Extract every line from the records below that contains the word "Maluca".
===
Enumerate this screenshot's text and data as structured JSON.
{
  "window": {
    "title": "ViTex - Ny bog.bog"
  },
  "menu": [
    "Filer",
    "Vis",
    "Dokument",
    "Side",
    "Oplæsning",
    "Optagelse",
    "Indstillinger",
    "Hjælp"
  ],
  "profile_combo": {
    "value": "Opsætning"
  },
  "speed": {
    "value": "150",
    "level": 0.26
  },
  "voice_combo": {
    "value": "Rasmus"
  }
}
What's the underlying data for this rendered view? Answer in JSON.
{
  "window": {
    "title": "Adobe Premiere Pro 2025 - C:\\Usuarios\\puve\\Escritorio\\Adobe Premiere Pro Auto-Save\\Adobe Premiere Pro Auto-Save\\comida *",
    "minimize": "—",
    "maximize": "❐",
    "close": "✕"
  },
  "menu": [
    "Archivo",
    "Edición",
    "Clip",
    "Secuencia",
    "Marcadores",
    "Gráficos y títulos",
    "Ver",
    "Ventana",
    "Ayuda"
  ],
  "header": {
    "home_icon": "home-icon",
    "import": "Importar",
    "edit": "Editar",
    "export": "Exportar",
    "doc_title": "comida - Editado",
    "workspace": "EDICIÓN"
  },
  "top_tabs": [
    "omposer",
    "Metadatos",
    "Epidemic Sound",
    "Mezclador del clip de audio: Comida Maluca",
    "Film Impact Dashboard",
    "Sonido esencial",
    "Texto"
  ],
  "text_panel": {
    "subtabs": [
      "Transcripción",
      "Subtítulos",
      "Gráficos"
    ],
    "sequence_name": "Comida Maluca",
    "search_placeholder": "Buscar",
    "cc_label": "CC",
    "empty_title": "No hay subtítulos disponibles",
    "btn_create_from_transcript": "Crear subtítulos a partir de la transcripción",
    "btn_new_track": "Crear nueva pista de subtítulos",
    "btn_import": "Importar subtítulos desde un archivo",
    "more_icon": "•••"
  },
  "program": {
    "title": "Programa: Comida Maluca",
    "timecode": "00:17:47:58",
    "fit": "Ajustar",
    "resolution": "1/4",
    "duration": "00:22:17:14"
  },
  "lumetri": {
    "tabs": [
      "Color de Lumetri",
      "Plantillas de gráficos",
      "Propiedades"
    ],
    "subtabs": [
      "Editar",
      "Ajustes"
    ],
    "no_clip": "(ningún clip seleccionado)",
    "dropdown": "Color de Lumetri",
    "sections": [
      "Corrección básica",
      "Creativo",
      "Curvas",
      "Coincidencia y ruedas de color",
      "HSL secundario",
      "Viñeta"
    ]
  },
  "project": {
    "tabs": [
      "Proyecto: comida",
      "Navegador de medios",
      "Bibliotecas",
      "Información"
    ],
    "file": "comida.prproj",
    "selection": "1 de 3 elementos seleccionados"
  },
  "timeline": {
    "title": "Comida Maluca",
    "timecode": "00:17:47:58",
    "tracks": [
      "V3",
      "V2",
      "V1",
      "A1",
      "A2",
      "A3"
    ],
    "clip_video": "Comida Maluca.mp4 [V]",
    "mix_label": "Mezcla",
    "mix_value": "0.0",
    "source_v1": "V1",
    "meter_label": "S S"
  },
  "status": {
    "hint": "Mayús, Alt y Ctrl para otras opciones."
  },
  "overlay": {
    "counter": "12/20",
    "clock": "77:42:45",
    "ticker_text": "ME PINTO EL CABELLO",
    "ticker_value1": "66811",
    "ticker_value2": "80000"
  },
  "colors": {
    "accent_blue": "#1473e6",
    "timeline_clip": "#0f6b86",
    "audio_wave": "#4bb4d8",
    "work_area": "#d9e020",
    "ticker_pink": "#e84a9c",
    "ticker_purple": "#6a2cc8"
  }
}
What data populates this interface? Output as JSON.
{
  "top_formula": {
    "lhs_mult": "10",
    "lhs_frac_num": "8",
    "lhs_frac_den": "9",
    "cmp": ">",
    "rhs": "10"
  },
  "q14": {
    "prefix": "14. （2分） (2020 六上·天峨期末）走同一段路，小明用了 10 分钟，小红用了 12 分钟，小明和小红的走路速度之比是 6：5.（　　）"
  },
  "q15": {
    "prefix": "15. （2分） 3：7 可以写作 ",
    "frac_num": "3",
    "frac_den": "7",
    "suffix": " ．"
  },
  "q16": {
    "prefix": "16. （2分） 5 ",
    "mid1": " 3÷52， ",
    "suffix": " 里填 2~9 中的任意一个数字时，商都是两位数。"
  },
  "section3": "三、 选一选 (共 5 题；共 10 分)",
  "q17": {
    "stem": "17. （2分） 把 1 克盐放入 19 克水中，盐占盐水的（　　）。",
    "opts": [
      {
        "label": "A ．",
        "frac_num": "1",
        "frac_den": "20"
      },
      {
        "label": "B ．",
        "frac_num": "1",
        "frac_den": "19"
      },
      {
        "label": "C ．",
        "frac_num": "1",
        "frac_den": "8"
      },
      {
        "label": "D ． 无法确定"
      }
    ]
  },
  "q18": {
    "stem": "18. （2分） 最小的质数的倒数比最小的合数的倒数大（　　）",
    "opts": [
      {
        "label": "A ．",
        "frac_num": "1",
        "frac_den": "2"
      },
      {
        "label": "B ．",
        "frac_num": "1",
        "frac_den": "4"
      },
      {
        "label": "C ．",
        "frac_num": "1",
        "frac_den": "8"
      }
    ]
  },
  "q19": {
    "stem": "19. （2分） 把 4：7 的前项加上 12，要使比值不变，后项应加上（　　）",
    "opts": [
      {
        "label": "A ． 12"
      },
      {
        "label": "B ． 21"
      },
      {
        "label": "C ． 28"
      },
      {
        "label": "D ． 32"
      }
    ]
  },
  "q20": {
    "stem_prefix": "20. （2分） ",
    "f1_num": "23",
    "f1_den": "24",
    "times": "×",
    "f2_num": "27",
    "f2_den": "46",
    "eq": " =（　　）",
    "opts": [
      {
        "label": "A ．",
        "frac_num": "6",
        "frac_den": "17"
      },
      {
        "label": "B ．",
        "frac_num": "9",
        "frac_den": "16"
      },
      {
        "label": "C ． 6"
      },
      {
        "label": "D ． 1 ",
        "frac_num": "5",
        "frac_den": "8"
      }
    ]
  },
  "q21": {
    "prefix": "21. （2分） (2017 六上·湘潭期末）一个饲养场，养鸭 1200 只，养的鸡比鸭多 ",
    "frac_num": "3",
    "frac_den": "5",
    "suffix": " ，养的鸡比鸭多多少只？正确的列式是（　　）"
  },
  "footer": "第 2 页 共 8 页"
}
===
**ANSWER TO THE PROBLEM:**
    "Mezclador del clip de audio: Comida Maluca",
    "sequence_name": "Comida Maluca",
    "title": "Programa: Comida Maluca",
    "title": "Comida Maluca",
    "clip_video": "Comida Maluca.mp4 [V]",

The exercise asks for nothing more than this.